TheÂ ray direction vectors are precalculated in the RayCamera.Initialize() method. Most of the work here is handed off toÂ the TraceRay() method, and it’s this methodÂ that returns a color to be stored in the texture to be rendered. The TraceRay() method casts a ray into the scene and determines a resulting color using a variety of methods. I’ve used a delegate to allow for different color retrieval methods within the same coding architecture (for effects such as shadows and refraction).Â Here’s the general TraceRay() algorithm:
- Find the closest “simple” shape object that the ray intersects.
- Find any closer shapes contained within “complex” objects (Actor instances) that the ray intersects.
- With the closest intersected shape in hand, get a color at that intersection point and return it to the calling method.
This third step looks something like:
Where sCurrentColorMethodHandler is a delegate pointing to the currently selected color method.
I’ve been typing on this for awhile now, so I thinkÂ I’ll call it quits forÂ the momentÂ and let you experiment with the code. I’ve included aÂ set of scenes you can get started with, and you’re welcome to use this code in any way that you see fit.

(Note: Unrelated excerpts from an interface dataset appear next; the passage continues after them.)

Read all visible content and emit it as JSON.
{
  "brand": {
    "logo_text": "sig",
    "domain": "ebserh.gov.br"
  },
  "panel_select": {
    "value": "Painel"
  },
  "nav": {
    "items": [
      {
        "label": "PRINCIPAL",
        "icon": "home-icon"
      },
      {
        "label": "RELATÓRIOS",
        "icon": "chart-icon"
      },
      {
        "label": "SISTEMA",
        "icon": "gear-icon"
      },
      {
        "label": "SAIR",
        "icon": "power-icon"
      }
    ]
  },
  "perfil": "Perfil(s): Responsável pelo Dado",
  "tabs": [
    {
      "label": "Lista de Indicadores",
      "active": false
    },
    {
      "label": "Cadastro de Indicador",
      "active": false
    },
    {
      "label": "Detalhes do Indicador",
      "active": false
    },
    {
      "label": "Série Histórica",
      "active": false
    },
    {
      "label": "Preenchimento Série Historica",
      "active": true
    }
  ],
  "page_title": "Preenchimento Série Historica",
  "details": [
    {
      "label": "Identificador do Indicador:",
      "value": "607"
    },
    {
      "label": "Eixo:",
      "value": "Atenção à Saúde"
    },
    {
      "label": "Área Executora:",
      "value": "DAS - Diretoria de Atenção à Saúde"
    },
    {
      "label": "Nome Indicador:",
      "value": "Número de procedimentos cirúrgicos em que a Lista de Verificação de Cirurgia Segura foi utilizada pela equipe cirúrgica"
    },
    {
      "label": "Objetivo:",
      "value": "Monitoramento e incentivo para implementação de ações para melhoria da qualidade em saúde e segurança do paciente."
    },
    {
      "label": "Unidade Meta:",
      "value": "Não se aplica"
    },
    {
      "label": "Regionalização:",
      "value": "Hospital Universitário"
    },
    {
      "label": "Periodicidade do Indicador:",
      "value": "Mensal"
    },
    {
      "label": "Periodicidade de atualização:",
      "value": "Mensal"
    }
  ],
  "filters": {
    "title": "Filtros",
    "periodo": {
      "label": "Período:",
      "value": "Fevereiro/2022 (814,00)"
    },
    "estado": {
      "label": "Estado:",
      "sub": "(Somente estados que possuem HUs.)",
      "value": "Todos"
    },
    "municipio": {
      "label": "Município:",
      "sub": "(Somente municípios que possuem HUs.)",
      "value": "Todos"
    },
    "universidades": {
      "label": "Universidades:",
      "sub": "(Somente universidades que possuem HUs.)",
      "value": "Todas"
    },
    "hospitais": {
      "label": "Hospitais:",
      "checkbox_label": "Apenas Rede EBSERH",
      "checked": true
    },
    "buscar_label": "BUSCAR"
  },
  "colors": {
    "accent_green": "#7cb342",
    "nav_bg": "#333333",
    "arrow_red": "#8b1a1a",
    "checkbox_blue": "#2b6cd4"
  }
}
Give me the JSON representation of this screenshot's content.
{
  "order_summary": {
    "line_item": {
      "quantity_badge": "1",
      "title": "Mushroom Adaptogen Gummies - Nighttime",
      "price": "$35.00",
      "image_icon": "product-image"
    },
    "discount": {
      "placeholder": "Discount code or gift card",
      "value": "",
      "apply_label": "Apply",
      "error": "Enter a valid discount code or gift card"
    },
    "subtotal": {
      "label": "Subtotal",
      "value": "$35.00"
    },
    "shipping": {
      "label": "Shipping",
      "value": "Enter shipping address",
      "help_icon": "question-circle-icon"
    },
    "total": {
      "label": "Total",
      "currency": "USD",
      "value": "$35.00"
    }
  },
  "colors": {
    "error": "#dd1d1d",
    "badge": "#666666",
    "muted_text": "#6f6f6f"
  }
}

Please note,Â there are a number of known deficiencies with this implementation. These include: no refraction for solid objects (e.g. spheres), slow uniform grid initialization forÂ the uniform spatial subdivision algorithm, ray initialization could be improved, and in-code documentation. And I’m certain there are dozens upon dozens of other problems that I don’t know about. Please go easy on me if you find these. This project has been about learning ray tracing, and I’m very happy with what I’ve produced thus far. But as with everything, this is a work-in-progress and is far from a ‘finished’ state.
Here’s a screenshot from a fairly complex scene (17,000 shapes) using uniform spatial subdivision:
If you have any questions please let me know. Here’s a link to the code again.